bearophile <bearophileHUGS lycos.com> wrote:

 If in a D2 program I have an array of mutable items I may want to iterate=

t. This is possible, but it seems I lose type inference:
=20
=20
 void main() {
     int[3] array; // not const
     // foreach (const x; array) {}                // Error
     // foreach (const auto x; array) {}           // Error
     // foreach (const(int) x; array) {}           // OK
     foreach (const(typeof(array[0])) x; array) {} // OK
 }
=20
=20
 Is something wrong in that code? Is this a known limitation, an inevitabl=

=20
 Bye and thank you,
 bearophile

Maybe you'll find it weird, but I would expect foreach (const(auto) x; array) {}; to be the logical idiom for this. "auto" beeing a kind of placeholder for a= type name. Presently yields the error: __trials__.d(25): basic type expected, not auto denis -- -- -- -- -- -- -- vit esse estrany =E2=98=A3 spir.wikidot.com
Nov 22 2010
parent =?UTF-8?B?UGVsbGUgTcOlbnNzb24=?= <pelle.mansson gmail.com> writes:
On 11/22/2010 04:12 PM, Simen kjaeraas wrote:
 spir <denis.spir gmail.com> wrote:

 On Sun, 21 Nov 2010 20:21:14 -0500
 bearophile <bearophileHUGS lycos.com> wrote:

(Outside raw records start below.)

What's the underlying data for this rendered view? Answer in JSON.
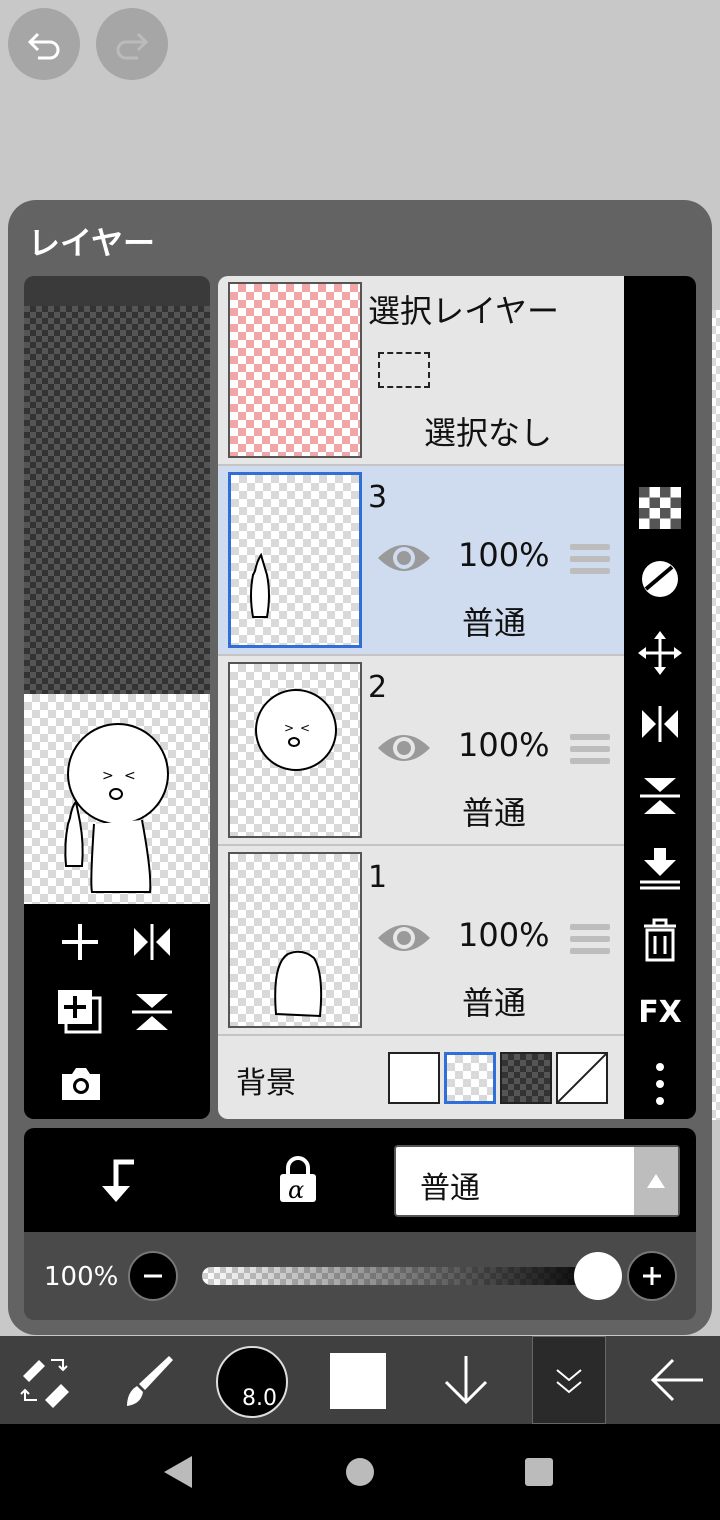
{
  "panel": {
    "title": "レイヤー"
  },
  "selection_layer": {
    "title": "選択レイヤー",
    "status": "選択なし"
  },
  "layers": [
    {
      "number": "3",
      "opacity": "100%",
      "mode": "普通",
      "selected": true
    },
    {
      "number": "2",
      "opacity": "100%",
      "mode": "普通",
      "selected": false
    },
    {
      "number": "1",
      "opacity": "100%",
      "mode": "普通",
      "selected": false
    }
  ],
  "background": {
    "label": "背景",
    "options": [
      "white",
      "transparent",
      "dark-checker",
      "none"
    ],
    "selected": "transparent"
  },
  "properties": {
    "blend_mode": "普通",
    "opacity_label": "100%",
    "opacity_value": 1.0
  },
  "toolbar": {
    "brush_size": "8.0",
    "color": "#ffffff"
  },
  "right_tools": [
    "checker-icon",
    "circle-half-icon",
    "move-icon",
    "flip-horizontal-icon",
    "flip-vertical-icon",
    "merge-down-icon",
    "trash-icon",
    "FX",
    "more-icon"
  ],
  "colors": {
    "selected_row": "#cfdbee",
    "selected_border": "#2f6fd6",
    "panel": "#636363"
  }
}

 If in a D2 program I have an array of mutable items I may want to
 iterate on them but not modify them, so I'd like the iteration
 variable to be const. This is possible, but it seems I lose type
 inference:


 void main() {
 int[3] array; // not const
 // foreach (const x; array) {} // Error
 // foreach (const auto x; array) {} // Error
 // foreach (const(int) x; array) {} // OK
 foreach (const(typeof(array[0])) x; array) {} // OK
 }

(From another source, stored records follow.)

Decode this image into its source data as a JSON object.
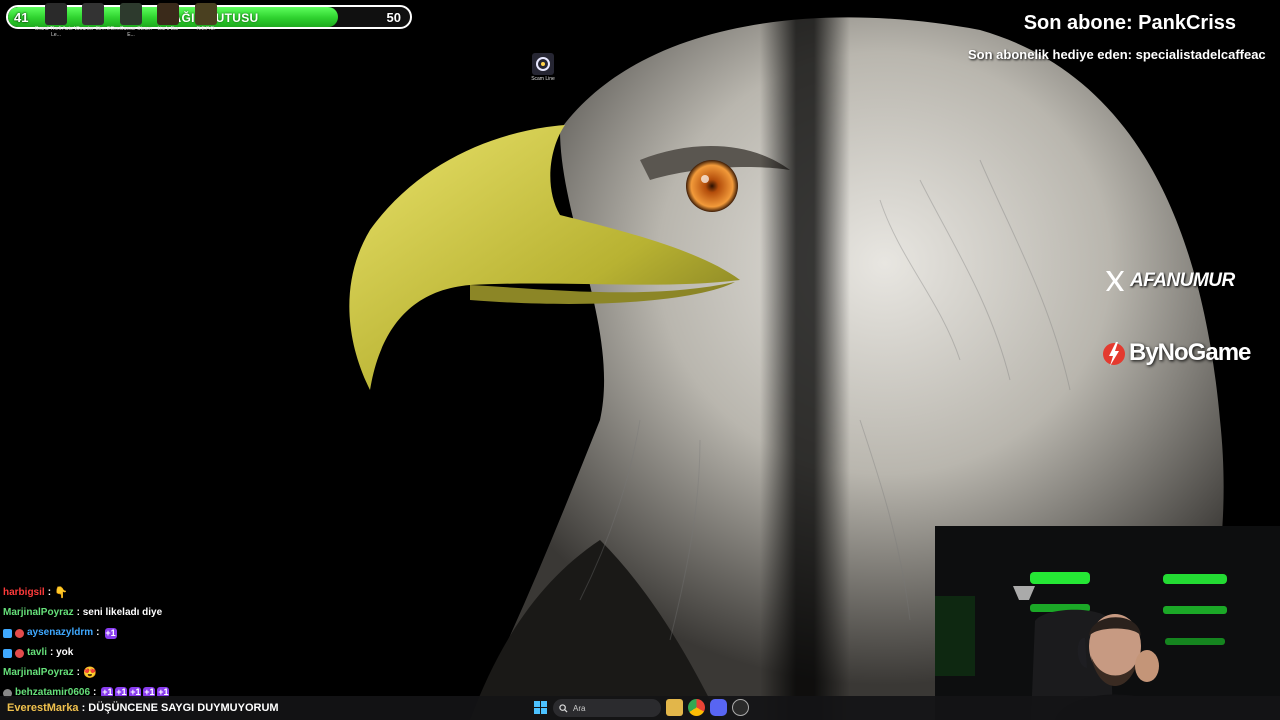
{
  "donation": {
    "title": "BAĞIŞ KUTUSU",
    "current": "41",
    "goal": "50",
    "progress_fraction": 0.82,
    "fill_color": "#33d633"
  },
  "desktop_icons": [
    {
      "label": "Grand Theft Auto V Le...",
      "icon": "gta-icon"
    },
    {
      "label": "Counter-Str... 2",
      "icon": "cs2-icon"
    },
    {
      "label": "GeoGuessr Steam E...",
      "icon": "geoguessr-icon"
    },
    {
      "label": "Liar's Bar",
      "icon": "liars-bar-icon"
    },
    {
      "label": "R.E.P.O.",
      "icon": "repo-icon"
    },
    {
      "label": "Scam Line",
      "icon": "scam-line-icon"
    }
  ],
  "overlay": {
    "last_sub": "Son abone: PankCriss",
    "last_gift": "Son abonelik hediye eden: specialistadelcaffeac",
    "twitter_handle": "AFANUMUR",
    "sponsor": "ByNoGame",
    "accent_red": "#e43a2f"
  },
  "chat": [
    {
      "user": "harbigsil",
      "user_color": "#ff3b3b",
      "text": ":",
      "emote": "👇"
    },
    {
      "user": "MarjinalPoyraz",
      "user_color": "#66e07a",
      "text": ": seni likeladı diye"
    },
    {
      "user": "aysenazyldrm",
      "user_color": "#3fa9ff",
      "text": ":",
      "emote": "+1"
    },
    {
      "user": "tavli",
      "user_color": "#66e07a",
      "text": ": yok"
    },
    {
      "user": "MarjinalPoyraz",
      "user_color": "#66e07a",
      "text": ":",
      "emote": "😍"
    },
    {
      "user": "behzatamir0606",
      "user_color": "#66e07a",
      "text": ":",
      "emote_count": 5
    }
  ],
  "ticker": {
    "user": "EverestMarka",
    "message": ": DÜŞÜNCENE SAYGI DUYMUYORUM"
  },
  "taskbar": {
    "search_placeholder": "Ara",
    "icons": [
      "windows-start-icon",
      "search-icon",
      "file-explorer-icon",
      "chrome-icon",
      "discord-icon",
      "obs-icon",
      "steam-icon"
    ]
  }
}
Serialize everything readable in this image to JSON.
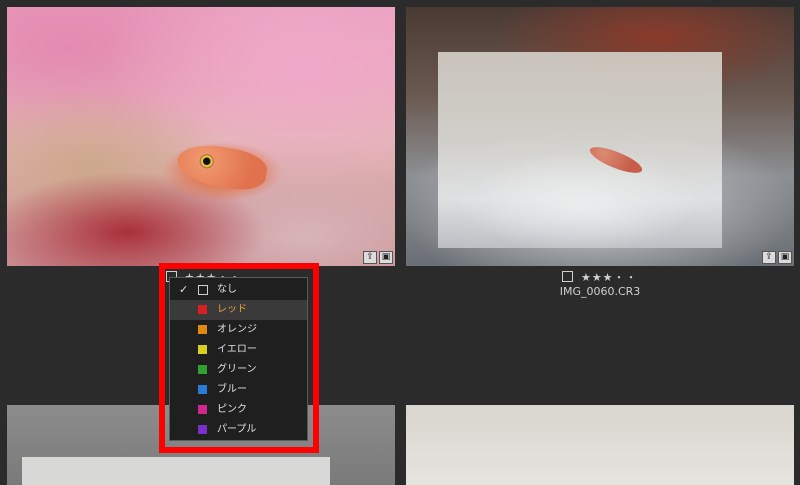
{
  "photos": [
    {
      "id": "photo-1"
    },
    {
      "id": "photo-2",
      "rating_stars": "★★★・・",
      "filename": "IMG_0060.CR3"
    }
  ],
  "photo1_rating_partial": "★★★・・",
  "overlay_icons": [
    "export-icon",
    "frame-icon"
  ],
  "color_menu": {
    "items": [
      {
        "label": "なし",
        "color": null,
        "checked": true
      },
      {
        "label": "レッド",
        "color": "#d42020",
        "active": true
      },
      {
        "label": "オレンジ",
        "color": "#e08a10"
      },
      {
        "label": "イエロー",
        "color": "#d8d020"
      },
      {
        "label": "グリーン",
        "color": "#30a030"
      },
      {
        "label": "ブルー",
        "color": "#2a7ad8"
      },
      {
        "label": "ピンク",
        "color": "#d02890"
      },
      {
        "label": "パープル",
        "color": "#7a30c8"
      }
    ]
  },
  "colors": {
    "highlight": "#ff0000",
    "background": "#2b2b2b",
    "active_text": "#f0a030"
  }
}
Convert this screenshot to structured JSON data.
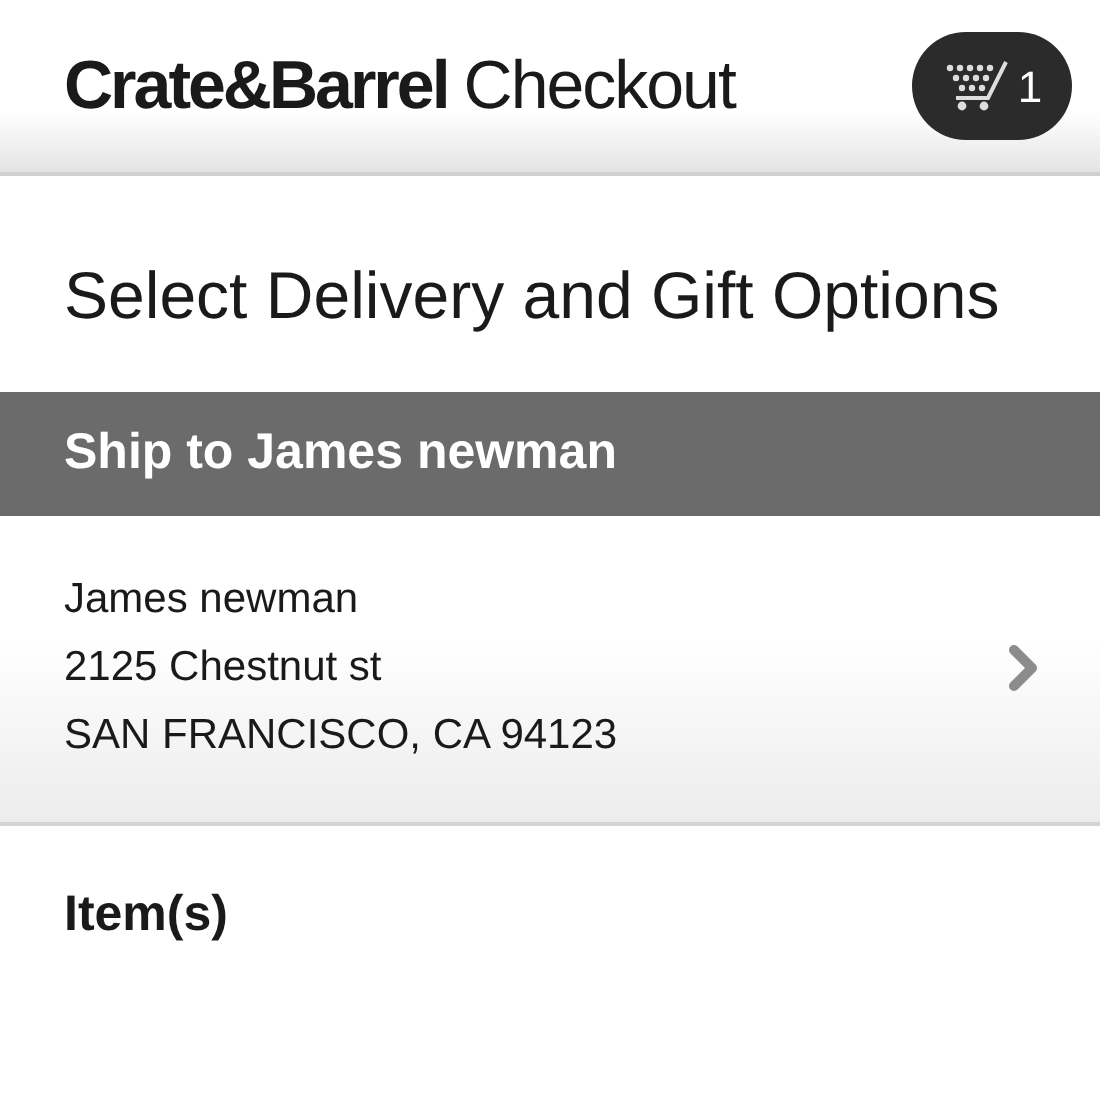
{
  "header": {
    "brand": "Crate&Barrel",
    "title": "Checkout",
    "cart_count": "1"
  },
  "page_title": "Select Delivery and Gift Options",
  "ship_to": "Ship to James newman",
  "address": {
    "lines": [
      "James newman",
      "2125 Chestnut st",
      "SAN FRANCISCO, CA 94123"
    ]
  },
  "items_heading": "Item(s)"
}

 Is something wrong in that code? Is this a known limitation, an
 inevitable one? Is this an enhancement request worth adding to Bugzilla?

 Bye and thank you,
 bearophile

Maybe you'll find it weird, but I would expect foreach (const(auto) x; array) {}; to be the logical idiom for this. "auto" beeing a kind of placeholder for a type name.

'auto' is not a placeholder for a type, but the default storage class. IOW, 'int n;' == 'auto int n;'. This does however not compile, complaining that it has no effect. Specifying just the storage class signals the compiler to use type inference. Try it: const x = 4; immutable y = 4;

I'm not sure you are correct: const static auto x = 4;
Nov 22 2010
prev sibling next sibling parent "Simen kjaeraas" <simen.kjaras gmail.com> writes:
spir <denis.spir gmail.com> wrote:

 On Sun, 21 Nov 2010 20:21:14 -0500
 bearophile <bearophileHUGS lycos.com> wrote:

 If in a D2 program I have an array of mutable items I may want to  
 iterate on them but not modify them, so I'd like the iteration variable  
 to be const. This is possible, but it seems I lose type inference:


 void main() {
     int[3] array; // not const
     // foreach (const x; array) {}                // Error
     // foreach (const auto x; array) {}           // Error
     // foreach (const(int) x; array) {}           // OK
     foreach (const(typeof(array[0])) x; array) {} // OK
 }


 Is something wrong in that code? Is this a known limitation, an  
 inevitable one? Is this an enhancement request worth adding to Bugzilla?

 Bye and thank you,
 bearophile

Maybe you'll find it weird, but I would expect foreach (const(auto) x; array) {}; to be the logical idiom for this. "auto" beeing a kind of placeholder for a type name.

'auto' is not a placeholder for a type, but the default storage class. IOW, 'int n;' == 'auto int n;'. This does however not compile, complaining that it has no effect. Specifying just the storage class signals the compiler to use type inference. Try it: const x = 4; immutable y = 4; -- Simen
Nov 22 2010
prev sibling parent "Simen kjaeraas" <simen.kjaras gmail.com> writes:
Pelle M=C3=A5nsson <pelle.mansson gmail.com> wrote:

 'auto' is not a placeholder for a type, but the default storage class=


 IOW, 'int n;' =3D=3D 'auto int n;'. This does however not compile,
 complaining that it has no effect.

 Specifying just the storage class signals the compiler to use type
 inference. Try it:

 const x =3D 4;
 immutable y =3D 4;

I'm not sure you are correct: const static auto x =3D 4;

I don't see how this contradicts anything I've said. You can safely remove auto from that statement, and the type will be inferred to the same. The fact that it compiles is a compiler bug, if we take the error message in the 'auto int x;' example to be representative. -- = Simen
Nov 22 2010